At work, they learn skills under the guidance of the employer, following a training plan drawn up between the employer, the apprentice or trainee, and the supervising registered training organisation.

A school-based apprenticeship or traineeship is different from the usual arrangements associated with an apprenticeship or traineeship, where the person has completed the minimum secondary education requirements of the relevant state or territory.

WorkChoices and minimum rates

Under WorkChoices, if a pre-reform award or NAPSA does not provide rates of pay for school-based apprentices or trainees, the minimum rates that apply are:

  • for school-based trainees - the school-based trainee rates under the National Training Wage Award 2000 as varied by the 2005 Safety Net Review (these rates were operative from the first pay period to commence on or after 3 July 2005); and
  • for school-based apprentices - the formula in the standard clause approved by the AIRC in 2000.

These school-based apprentices and trainees also receive full-time conditions, adjusted on a pro rata basis as necessary according to the hours worked on-the-job.

Non-allowable award matters

To create more flexibility in the employment of apprentices and trainees under WorkChoices, award provisions that restrict the range and or duration of apprenticeships or traineeships are 'non-allowable award matters' and therefore unenforceable. It is not an allowable award matter which provides 'restrictions on the range or duration of training arrangements'. For example, award provisions that state that the duration of apprenticeships under the award shall be four years are not allowable.

Previous restrictions

This means that provisions that previously restricted the operation of part-time or school-based apprenticeships or traineeships, or that prevented the introduction of shorter apprenticeships or traineeships (including competency based training arrangements) no longer have effect.

Another non-allowable award matter is a reference in an award to 'the number or proportion of employees that an employer may employ in a particular type of employment'. In the case of apprentices, an example of this would be a term common in trade-related awards that restricts the number of apprentices in a particular workplace to a proportion of one apprentice to every four tradespersons.

Work on-the-job (school-based apprentices and trainees)

WorkChoices defines on-the-job training as work that contributes directly to the productive output of the employer of the school-based apprentice or school-based trainee. Therefore, time spent studying or in other off-the-job training or education would not be regarded as work on-the-job.

Employment conditions

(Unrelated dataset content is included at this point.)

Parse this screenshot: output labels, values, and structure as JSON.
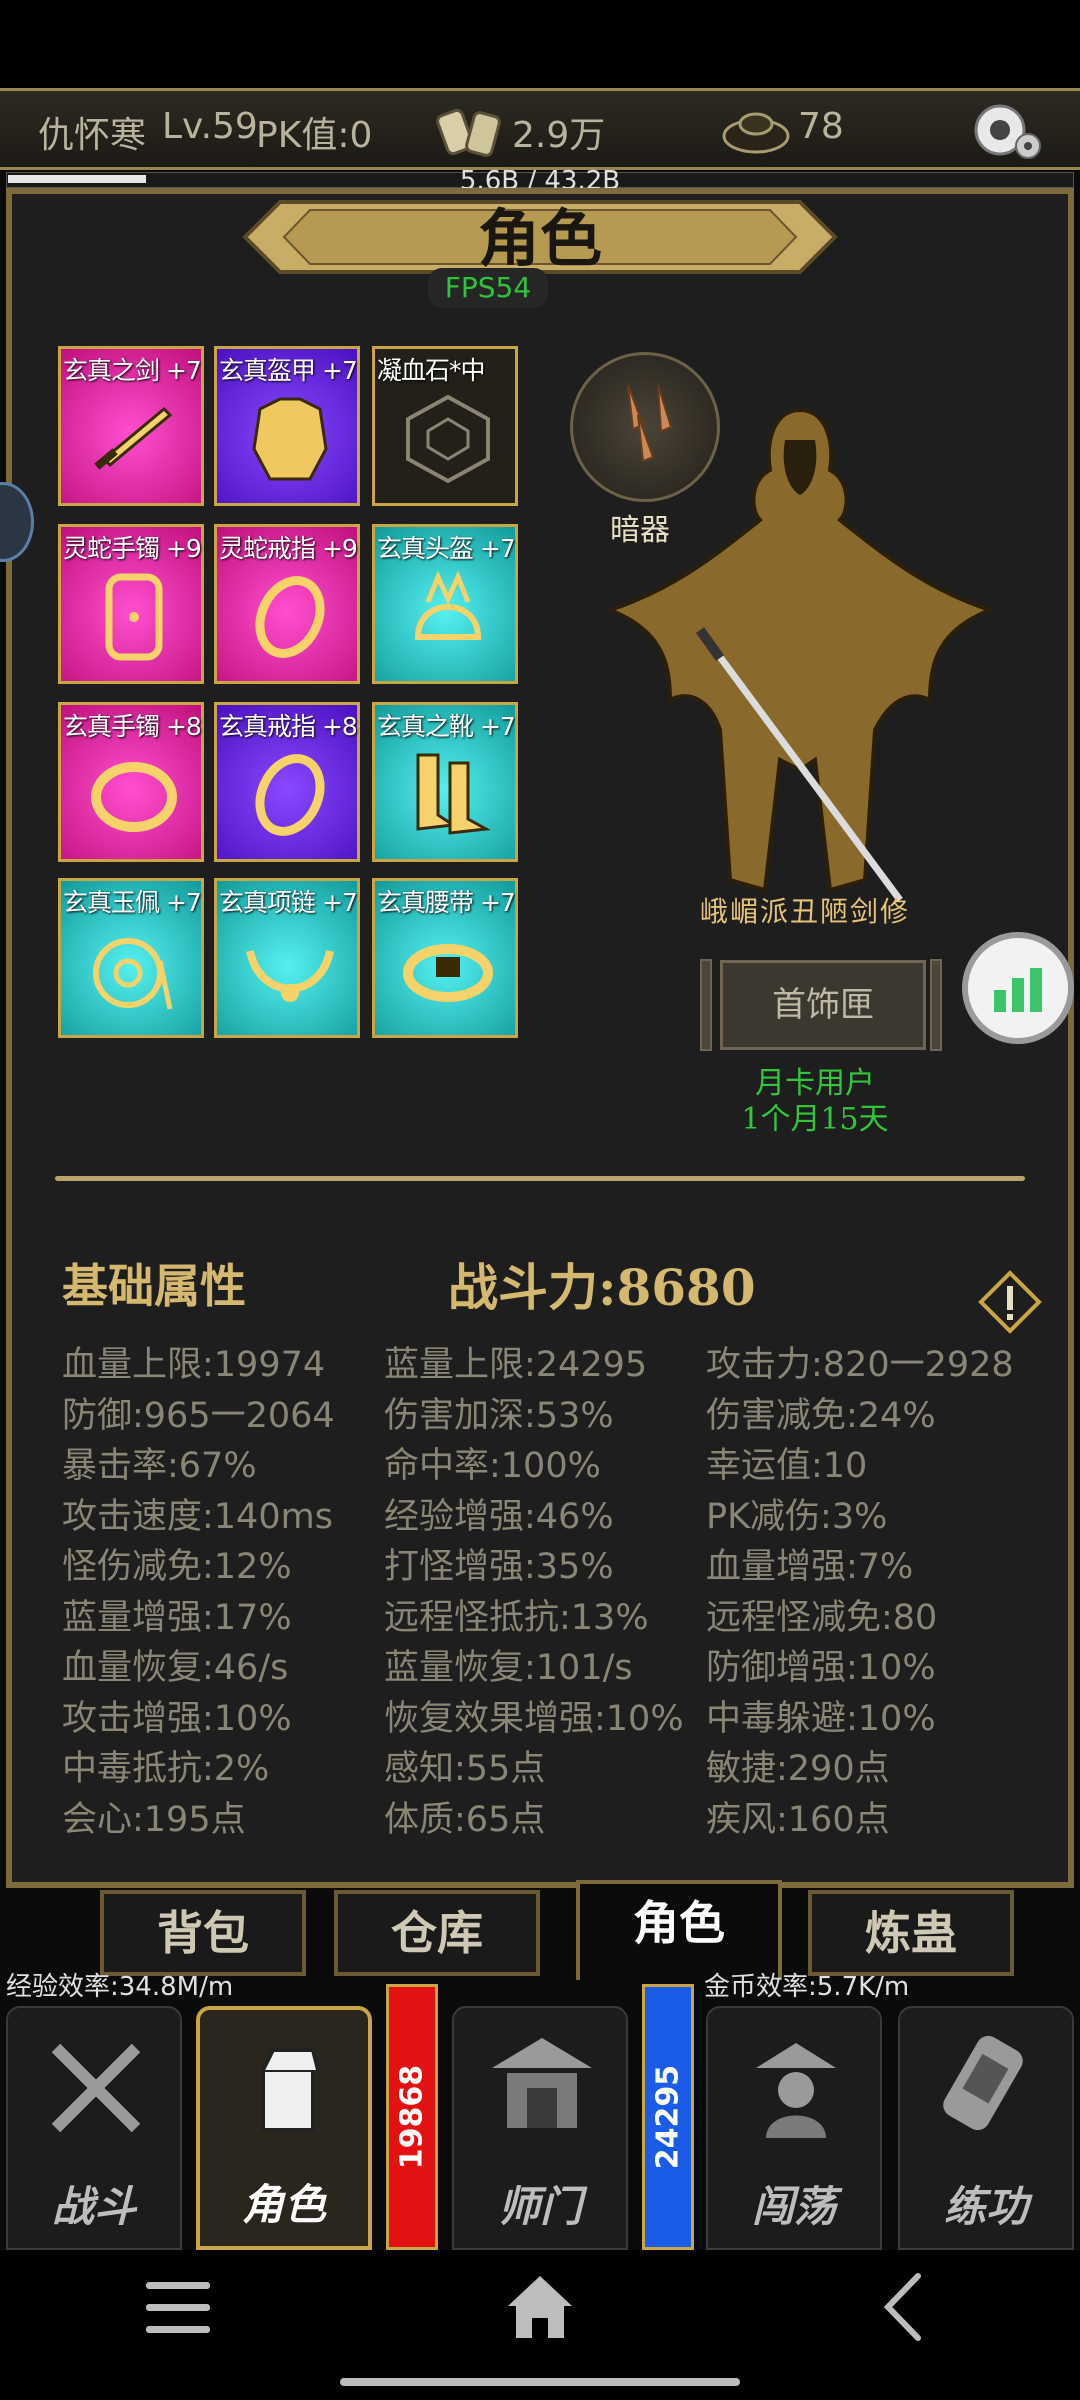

A school-based trainee or school-based apprentice is paid and employed under the terms and conditions applicable under the relevant award or NAPSA. However, in the absence of an award or NAPSA covering their employment, WorkChoices provides for certain conditions to apply. A school-based trainee or apprentice is entitled to any additional conditions to which a full-time person doing the same kind of work, in the same location and for the same employer would be entitled.

Loading in lieu of leave

The employer of a school-based trainee may, with the written agreement of the school-based trainee, pay a loading in lieu of paid annual leave, paid sick leave, paid personal leave and payment for public holidays.

The loading is payable for all hours worked on-the-job and is calculated using the formula: hourly rate x 20/100.

It should be noted that the loading does not compensate for work done on a public holiday. A school-based trainee who works on a public holiday would be paid the applicable hourly rate for such work.

Industrial instruments and hours

Generally under pre-WorkChoices awards, the hourly rates for full-time junior apprentices as prescribed by the applicable award apply to school based apprentices for total hours worked including time deemed to be spent off-the-job.

Generally an industrial instrument will provide that the time spent in off-the-job training for which the apprentice is paid is deemed to be 25 per cent of the actual hours each week worked on-the-job. The wages paid for training time may be averaged over the semester or year.


WorkChoices legislation & the Australian Fair Pay Commission

Employing apprentices: an overview - 2004



Post details